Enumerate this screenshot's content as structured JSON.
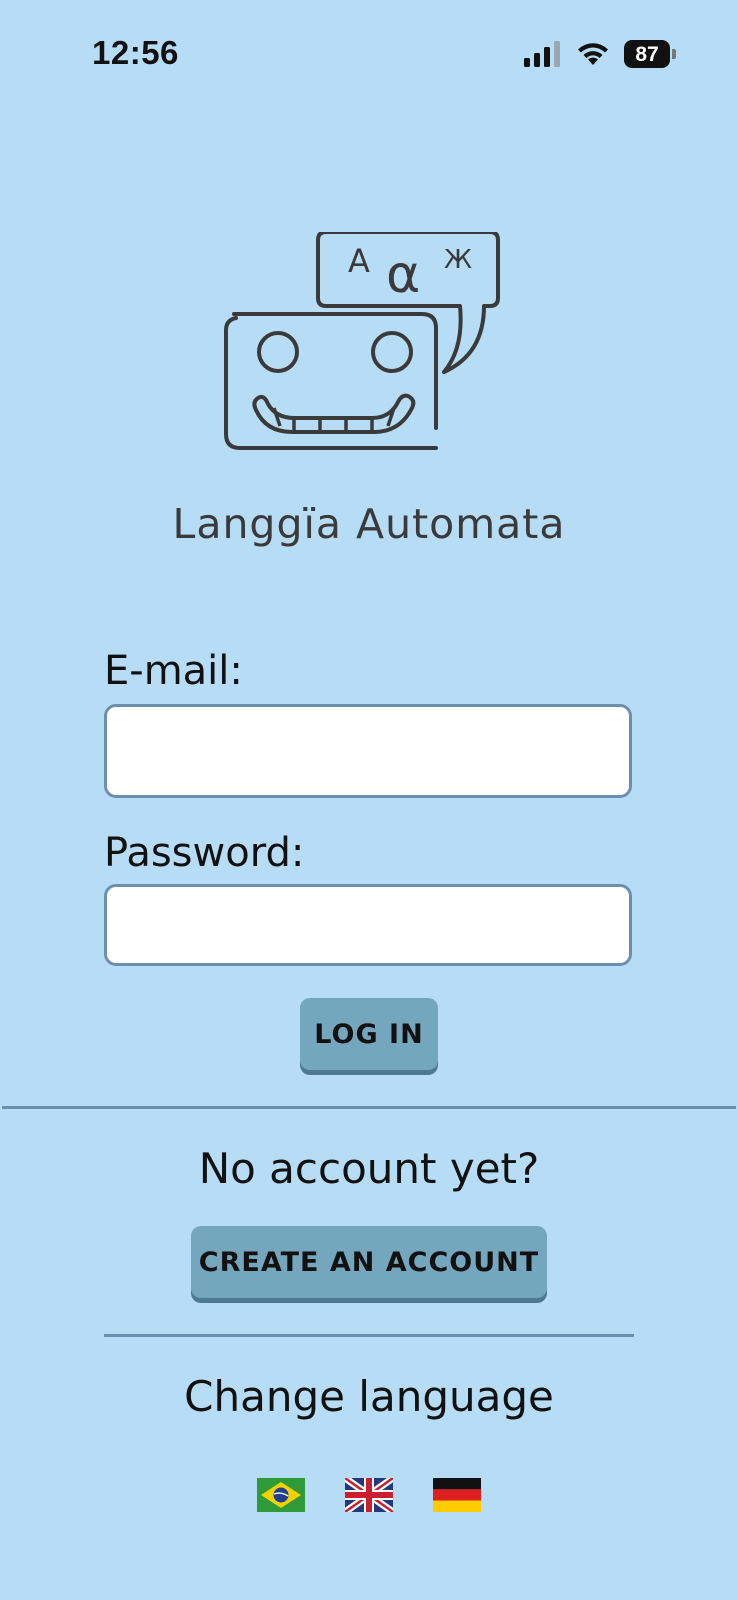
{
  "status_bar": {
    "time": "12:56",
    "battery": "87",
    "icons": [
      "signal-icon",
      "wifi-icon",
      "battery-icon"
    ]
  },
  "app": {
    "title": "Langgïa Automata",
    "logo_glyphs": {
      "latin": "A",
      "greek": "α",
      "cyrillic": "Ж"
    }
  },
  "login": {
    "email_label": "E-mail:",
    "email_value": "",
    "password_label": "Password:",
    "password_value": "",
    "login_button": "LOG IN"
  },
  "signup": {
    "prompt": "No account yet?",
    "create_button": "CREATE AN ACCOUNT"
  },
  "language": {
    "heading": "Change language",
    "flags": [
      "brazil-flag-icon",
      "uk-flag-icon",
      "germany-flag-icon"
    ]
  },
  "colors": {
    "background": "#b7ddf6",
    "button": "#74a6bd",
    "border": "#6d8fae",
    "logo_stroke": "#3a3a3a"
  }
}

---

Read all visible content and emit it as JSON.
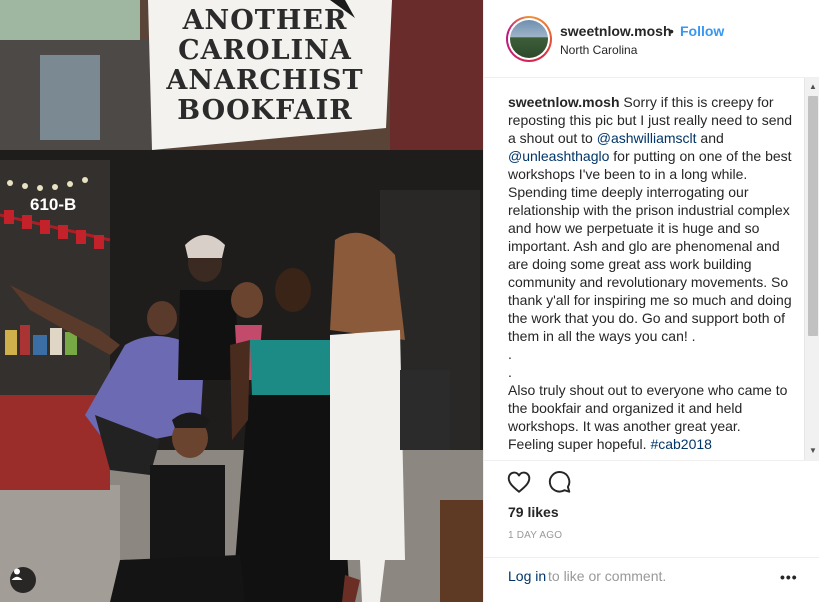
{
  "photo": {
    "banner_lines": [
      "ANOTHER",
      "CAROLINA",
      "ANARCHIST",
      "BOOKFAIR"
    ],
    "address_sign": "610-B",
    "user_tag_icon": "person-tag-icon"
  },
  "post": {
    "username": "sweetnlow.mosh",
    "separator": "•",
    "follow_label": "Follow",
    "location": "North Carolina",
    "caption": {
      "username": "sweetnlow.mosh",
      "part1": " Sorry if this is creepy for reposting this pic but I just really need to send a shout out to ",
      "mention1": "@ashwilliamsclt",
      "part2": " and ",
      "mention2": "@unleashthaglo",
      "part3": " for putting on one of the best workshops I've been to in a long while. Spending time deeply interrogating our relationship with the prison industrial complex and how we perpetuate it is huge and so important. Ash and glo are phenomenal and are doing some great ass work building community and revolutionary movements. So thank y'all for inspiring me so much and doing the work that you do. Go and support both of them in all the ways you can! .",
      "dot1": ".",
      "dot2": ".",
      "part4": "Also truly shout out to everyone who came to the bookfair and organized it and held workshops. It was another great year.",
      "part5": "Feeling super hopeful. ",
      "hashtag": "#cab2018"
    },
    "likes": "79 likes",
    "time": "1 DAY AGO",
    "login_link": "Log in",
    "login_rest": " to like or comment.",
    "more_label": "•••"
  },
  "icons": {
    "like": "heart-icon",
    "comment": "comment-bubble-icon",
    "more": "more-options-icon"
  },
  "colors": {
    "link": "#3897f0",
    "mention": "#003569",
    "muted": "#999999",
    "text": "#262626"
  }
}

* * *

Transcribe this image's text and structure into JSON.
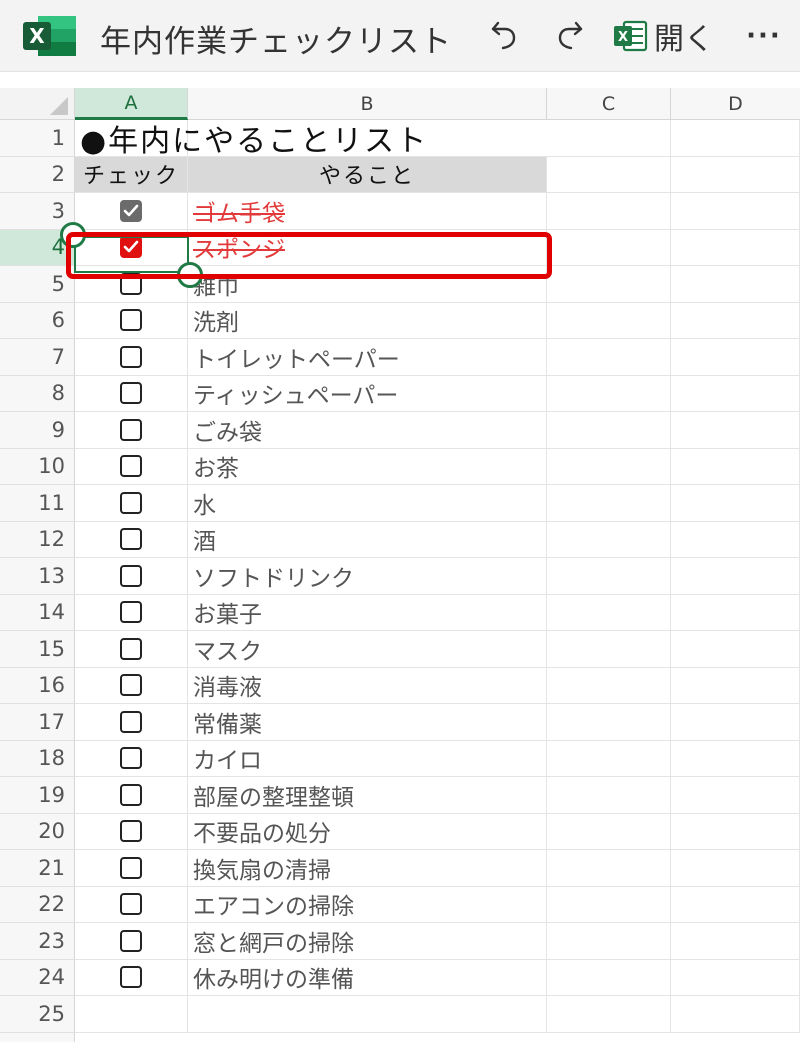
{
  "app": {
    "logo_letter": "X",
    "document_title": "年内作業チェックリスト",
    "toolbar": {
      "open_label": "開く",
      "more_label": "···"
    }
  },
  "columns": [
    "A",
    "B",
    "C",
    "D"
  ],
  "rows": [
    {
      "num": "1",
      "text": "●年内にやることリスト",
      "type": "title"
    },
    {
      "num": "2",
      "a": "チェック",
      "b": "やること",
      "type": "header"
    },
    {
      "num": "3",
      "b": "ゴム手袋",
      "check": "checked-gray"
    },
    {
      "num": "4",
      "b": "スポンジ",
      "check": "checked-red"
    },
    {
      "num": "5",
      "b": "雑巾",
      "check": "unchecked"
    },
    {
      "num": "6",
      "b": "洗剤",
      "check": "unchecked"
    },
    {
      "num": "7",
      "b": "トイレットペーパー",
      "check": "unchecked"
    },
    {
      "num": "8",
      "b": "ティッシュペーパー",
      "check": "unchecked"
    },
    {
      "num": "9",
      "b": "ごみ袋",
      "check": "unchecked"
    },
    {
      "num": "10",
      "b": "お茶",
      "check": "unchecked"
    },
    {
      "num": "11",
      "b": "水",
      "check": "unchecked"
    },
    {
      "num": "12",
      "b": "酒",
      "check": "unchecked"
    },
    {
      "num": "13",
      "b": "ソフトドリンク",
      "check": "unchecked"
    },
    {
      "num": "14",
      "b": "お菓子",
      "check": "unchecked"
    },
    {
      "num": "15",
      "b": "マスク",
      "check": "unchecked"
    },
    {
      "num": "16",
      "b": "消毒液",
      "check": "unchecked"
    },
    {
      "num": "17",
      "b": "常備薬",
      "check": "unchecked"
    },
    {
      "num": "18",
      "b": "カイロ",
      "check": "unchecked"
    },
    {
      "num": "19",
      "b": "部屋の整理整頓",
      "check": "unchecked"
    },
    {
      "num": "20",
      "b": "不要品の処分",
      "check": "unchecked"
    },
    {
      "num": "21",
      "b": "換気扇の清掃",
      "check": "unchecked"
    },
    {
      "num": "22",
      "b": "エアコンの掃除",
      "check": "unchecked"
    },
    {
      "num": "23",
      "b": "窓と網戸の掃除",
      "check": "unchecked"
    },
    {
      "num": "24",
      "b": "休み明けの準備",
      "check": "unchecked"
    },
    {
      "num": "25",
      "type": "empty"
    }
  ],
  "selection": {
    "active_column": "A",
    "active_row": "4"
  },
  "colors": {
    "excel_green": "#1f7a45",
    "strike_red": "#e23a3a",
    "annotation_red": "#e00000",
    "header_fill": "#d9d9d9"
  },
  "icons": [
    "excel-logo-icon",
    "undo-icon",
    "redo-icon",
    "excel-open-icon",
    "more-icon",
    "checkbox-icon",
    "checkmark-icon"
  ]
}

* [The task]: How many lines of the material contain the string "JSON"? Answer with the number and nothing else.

* [Your response]: 3